Going beyond electric power, nuclear covers a variety of advanced technology projects across different industries. This is what Rosatom works at too. Nuclear also means highly qualified employees, and they are already trained in Uzbekistan.
Rosatom will present its power generation and other technologies at this year’s Innoprom Trade Fair in Tashkent. “We have much to offer. We are going to present multi-functional irradiation centers for the sterilization of medical items and treatment of agricultural produce. Uzbekistan has made a decision to build one of them. This technology will help our partners expand their capabilities in medicine and agriculture. It is a safe technology of the future,” Vadim Titov, President of Rusatom International Network (part of Rosatom), explained during the online session dedicated to the trade fair.
Other technologies to be presented at the trade fair are related to the production of carbon fiber, water treatment, urban digitalization, and power generation. It will be held on April 25–27.
Among the most advanced technologies developed by Russian nuclear engineers is accident tolerant fuel (ATF). It will retain its integrity for a long time even in case of a loss-of-coolant accident or residual heat removal failure. ATF is key to bringing integral safety and reliability of nuclear power reactors to an entirely new level. In-pile tests on the Russian-designed accident tolerant fuel started early in 2019. It can be used at the nuclear power plants both under construction and in operation. In September 2021, pilot fuel assemblies, each containing 12 ATF rods, were loaded into the reactor of Rostov Unit 2.

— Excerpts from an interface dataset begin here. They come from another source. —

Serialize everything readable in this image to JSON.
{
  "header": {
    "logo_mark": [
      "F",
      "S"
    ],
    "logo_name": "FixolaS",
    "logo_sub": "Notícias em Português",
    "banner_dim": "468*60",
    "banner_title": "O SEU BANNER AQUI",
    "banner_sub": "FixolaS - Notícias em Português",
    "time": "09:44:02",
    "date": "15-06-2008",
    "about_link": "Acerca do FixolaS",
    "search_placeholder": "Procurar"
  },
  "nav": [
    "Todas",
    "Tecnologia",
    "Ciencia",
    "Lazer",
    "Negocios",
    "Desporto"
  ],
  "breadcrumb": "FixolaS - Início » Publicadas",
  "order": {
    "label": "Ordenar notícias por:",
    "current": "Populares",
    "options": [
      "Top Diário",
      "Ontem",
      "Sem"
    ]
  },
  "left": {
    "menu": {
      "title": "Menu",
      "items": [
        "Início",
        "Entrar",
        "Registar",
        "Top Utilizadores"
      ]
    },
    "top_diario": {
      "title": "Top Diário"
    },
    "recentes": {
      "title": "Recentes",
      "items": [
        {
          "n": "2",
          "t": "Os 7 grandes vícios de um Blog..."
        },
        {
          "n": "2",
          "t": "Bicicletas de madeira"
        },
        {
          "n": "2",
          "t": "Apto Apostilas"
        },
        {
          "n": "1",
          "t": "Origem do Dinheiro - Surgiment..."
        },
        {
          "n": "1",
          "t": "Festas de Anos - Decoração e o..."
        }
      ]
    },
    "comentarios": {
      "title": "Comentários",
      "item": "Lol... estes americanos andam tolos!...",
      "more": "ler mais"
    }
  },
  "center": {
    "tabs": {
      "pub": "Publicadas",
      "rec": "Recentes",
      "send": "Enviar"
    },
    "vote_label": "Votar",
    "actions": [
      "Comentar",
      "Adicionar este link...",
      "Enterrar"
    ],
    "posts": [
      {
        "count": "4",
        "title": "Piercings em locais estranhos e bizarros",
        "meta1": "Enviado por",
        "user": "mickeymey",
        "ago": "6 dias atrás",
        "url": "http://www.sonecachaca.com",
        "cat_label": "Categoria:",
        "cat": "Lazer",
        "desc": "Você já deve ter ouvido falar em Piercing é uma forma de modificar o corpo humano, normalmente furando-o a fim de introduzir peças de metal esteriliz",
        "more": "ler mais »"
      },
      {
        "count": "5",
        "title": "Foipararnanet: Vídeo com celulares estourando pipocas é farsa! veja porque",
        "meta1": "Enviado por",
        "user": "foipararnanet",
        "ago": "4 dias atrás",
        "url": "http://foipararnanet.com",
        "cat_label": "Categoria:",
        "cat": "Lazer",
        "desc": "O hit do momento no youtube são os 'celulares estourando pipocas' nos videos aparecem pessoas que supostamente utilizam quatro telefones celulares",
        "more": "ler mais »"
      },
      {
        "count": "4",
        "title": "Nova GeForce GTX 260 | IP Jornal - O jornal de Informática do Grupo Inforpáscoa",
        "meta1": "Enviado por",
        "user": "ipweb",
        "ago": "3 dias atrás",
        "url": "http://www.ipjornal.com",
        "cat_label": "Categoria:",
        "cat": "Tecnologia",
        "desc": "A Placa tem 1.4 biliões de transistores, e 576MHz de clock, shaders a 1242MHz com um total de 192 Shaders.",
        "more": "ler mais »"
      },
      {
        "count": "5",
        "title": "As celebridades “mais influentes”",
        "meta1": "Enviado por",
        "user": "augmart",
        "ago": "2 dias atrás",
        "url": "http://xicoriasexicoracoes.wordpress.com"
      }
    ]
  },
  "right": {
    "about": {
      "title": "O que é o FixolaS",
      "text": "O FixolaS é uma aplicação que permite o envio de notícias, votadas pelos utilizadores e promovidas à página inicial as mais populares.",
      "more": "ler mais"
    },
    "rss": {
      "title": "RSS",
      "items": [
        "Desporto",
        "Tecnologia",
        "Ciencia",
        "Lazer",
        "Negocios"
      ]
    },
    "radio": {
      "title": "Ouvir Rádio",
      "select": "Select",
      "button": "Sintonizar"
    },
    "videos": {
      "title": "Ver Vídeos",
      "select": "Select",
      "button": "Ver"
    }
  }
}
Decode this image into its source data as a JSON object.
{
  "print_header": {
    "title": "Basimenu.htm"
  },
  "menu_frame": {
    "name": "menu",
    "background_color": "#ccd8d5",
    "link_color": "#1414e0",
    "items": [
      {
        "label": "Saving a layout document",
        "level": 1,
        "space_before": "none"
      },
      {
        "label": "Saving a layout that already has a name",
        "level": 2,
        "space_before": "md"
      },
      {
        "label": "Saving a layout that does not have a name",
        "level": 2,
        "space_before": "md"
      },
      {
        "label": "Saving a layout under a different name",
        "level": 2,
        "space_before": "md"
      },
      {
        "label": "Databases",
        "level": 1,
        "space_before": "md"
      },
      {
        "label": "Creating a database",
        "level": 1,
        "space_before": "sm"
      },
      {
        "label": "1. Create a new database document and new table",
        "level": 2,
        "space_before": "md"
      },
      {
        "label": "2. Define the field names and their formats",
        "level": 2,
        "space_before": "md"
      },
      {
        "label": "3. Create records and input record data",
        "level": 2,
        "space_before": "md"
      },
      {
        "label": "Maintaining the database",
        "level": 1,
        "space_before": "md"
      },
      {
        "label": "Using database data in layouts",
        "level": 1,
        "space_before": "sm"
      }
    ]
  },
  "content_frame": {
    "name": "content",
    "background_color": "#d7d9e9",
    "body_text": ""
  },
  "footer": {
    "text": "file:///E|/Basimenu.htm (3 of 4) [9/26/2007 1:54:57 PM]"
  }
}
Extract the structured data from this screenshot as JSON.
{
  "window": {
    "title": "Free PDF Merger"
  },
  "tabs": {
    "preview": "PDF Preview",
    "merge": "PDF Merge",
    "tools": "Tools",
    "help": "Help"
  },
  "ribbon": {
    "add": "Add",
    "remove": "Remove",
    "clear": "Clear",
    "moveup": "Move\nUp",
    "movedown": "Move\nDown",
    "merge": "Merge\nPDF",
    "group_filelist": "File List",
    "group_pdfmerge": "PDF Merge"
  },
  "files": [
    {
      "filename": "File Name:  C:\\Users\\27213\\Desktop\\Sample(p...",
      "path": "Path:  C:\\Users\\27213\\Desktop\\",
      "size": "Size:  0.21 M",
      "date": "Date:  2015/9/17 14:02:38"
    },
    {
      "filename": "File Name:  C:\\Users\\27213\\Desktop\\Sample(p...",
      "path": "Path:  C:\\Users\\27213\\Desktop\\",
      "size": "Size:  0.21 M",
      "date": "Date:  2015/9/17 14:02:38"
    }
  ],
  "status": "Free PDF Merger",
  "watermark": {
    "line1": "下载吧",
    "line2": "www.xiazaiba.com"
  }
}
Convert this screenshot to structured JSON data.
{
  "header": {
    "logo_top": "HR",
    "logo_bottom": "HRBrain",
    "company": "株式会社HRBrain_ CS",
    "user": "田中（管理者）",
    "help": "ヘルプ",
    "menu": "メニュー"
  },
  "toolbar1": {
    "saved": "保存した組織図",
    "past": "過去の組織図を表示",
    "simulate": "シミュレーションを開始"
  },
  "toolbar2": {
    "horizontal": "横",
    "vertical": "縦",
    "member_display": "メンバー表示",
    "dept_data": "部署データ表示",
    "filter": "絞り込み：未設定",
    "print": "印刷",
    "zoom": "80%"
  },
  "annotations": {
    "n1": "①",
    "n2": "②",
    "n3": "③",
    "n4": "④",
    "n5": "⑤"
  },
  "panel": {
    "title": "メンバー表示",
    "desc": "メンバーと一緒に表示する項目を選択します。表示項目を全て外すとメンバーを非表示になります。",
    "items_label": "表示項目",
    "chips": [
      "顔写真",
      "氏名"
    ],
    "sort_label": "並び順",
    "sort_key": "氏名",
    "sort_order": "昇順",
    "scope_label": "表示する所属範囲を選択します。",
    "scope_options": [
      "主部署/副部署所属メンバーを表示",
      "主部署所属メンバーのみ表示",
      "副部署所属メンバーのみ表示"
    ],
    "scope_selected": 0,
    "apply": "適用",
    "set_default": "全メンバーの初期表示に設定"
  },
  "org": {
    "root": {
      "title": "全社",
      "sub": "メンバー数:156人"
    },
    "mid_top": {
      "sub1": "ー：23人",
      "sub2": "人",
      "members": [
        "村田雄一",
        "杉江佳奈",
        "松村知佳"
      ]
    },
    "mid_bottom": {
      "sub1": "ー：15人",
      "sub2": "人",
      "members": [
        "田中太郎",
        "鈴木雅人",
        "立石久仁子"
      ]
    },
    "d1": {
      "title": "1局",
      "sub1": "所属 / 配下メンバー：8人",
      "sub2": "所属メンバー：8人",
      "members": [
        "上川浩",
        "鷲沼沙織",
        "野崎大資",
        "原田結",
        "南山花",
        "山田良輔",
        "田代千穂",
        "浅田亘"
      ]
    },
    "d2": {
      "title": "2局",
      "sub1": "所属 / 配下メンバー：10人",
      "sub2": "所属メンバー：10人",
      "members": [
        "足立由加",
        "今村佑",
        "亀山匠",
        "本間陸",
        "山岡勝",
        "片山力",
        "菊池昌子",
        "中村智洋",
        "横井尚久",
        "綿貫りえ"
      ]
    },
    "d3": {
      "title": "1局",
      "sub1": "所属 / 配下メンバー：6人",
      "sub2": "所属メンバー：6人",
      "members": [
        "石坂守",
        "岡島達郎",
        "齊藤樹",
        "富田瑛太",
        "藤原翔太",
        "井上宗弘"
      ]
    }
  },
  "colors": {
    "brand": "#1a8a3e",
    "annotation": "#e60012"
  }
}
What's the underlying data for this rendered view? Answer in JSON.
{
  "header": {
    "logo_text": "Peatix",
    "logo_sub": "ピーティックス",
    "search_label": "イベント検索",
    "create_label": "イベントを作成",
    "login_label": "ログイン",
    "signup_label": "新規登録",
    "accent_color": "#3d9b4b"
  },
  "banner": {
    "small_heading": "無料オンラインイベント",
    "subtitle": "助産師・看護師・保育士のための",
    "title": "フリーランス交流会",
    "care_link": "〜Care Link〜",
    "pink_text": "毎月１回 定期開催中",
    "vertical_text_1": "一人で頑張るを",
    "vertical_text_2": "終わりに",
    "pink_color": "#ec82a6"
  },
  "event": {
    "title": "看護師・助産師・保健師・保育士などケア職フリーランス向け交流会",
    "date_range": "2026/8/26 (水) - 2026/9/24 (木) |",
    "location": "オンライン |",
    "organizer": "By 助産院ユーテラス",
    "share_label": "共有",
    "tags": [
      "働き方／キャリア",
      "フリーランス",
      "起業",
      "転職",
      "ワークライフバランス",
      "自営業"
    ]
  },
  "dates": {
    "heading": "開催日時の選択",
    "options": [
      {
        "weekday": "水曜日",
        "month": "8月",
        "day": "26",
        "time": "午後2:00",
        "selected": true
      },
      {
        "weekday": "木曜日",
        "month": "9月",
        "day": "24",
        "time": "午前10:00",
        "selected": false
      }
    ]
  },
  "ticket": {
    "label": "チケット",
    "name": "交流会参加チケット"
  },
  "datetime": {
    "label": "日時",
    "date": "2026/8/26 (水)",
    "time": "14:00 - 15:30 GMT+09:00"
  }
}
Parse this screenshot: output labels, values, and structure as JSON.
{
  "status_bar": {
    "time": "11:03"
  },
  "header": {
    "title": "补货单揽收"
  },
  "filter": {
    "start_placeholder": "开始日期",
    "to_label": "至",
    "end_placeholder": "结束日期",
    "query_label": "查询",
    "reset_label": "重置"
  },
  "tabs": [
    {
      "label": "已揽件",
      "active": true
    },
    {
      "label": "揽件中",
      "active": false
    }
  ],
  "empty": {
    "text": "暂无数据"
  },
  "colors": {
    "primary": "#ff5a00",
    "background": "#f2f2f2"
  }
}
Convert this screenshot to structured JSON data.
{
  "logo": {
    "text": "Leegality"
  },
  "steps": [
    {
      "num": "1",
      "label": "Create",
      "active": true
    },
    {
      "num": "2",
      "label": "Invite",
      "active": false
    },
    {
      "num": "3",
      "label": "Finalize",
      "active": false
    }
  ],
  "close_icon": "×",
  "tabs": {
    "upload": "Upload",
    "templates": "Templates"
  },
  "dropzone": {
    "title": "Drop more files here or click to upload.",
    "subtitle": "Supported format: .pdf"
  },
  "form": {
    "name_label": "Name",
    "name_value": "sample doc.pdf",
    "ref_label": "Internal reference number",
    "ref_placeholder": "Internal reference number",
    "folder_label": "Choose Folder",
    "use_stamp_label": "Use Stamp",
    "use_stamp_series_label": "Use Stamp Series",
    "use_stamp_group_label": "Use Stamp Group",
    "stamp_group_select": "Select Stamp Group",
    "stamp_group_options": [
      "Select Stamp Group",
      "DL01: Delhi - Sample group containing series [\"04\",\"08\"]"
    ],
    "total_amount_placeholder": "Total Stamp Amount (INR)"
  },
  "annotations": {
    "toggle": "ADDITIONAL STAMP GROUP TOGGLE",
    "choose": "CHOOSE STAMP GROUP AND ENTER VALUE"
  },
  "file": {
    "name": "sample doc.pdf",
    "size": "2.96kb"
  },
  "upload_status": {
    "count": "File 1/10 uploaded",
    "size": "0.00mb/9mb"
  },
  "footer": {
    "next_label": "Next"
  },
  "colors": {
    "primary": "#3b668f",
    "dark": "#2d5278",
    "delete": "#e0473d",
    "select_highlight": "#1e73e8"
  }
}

Uzbekistan is now making necessary preparations for the start of construction of the country’s first nuclear power plant. Training engineers and researchers is an essential aspect of this work. In the end of 2018, the National Nuclear Research University (MEPhI), one of primary sources of personnel for the Russian nuclear industry, opened a branch in Tashkent. The branch is situated close to the Institute of Nuclear Physics of the Uzbekistan Academy of Sciences so that the would-be nuclear engineers and researchers have an opportunity to stay in touch with the academic community and try their hand in practical research. Besides, Uzbekistan students can win grants to study in Russia. When they graduate from Russian universities, they can choose to do an internship at nuclear sites abroad.
“The first group of students who studied at MEPhI in Moscow already work at the nuclear construction site in Bangladesh and gain practical experience. The second group is preparing for another business trip. They will work at nuclear facilities in Hungary,” Kasym Tokhtakhunov, Head of the Atomic Energy and Nuclear Technology Department at Uzbekistan’s Agency for Nuclear Energy Development (UzAtom), told Uzbekistan News. He stressed that the global nuclear industry was short of qualified professionals, making it important for Uzbekistan to focus on professional education. “Although we have educational institutions capable of training staff for the nuclear industry, we should begin right now to move to the primary goal of supplying nuclear facilities with qualified personnel because professional education is a lengthy process: ‘running in’ a new professional might take up to 10 years,” Kasym Tokhtakhunov believes.
Promotion of science in general and nuclear energy in particular is another focus of Rosatom’s activities in Uzbekistan. For three years now, Tashkent has been home to the Information Center for Atomic Technology (ICAT) established jointly by Rosatom and UzAtom. Anyone can visit ICAT free of charge. The center has two – multimedia and exhibition – halls. The multimedia hall hosts lectures by experts and researchers, screenings of educational films in Russian and Uzbek, scientific quizzes, and much more. The exhibition hall features exhibits that help visitors learn more about nuclear technology applications, including power generation, medicine, agriculture, aviation, engineering and archeology.
“An explanation or an ordinary lecture is not enough to make complex, science-intensive technology easy to understand. Existing multimedia solutions creating a full-immersion effect and interactive games involving students in the process help them get a clear understanding of the interesting and captivating world of science and technology. We invite the best nuclear industry experts and science evangelists from our country and abroad,” Gulrukhsor Ravshanova, Head of UzAtom press service and ICAT, said in an interview for Uzbekistan News.
Last year alone, over 1,000 children and students from Tashkent and the Tashkent region visited the Information Center for Atomic Technology. According to ICAT employees, many children opt for engineering, research and technical professions after visiting the center. One of them is Makhbuba Shaikhnazarova who now studies at the Tashkent branch of MEPhI, majoring in Nuclear Physics and Technology.
“I remember how I was invited to visit ICAT when I was in the 9th grade. This is where I first heard about nuclear energy and nuclear power plants and learned about the best university training professionals for this industry. It was very interesting for me. After that I found more information about MEPhI, took part in science competitions and finally entered the Tashkent branch of MEPhI. I am very much glad I did it,” one student said.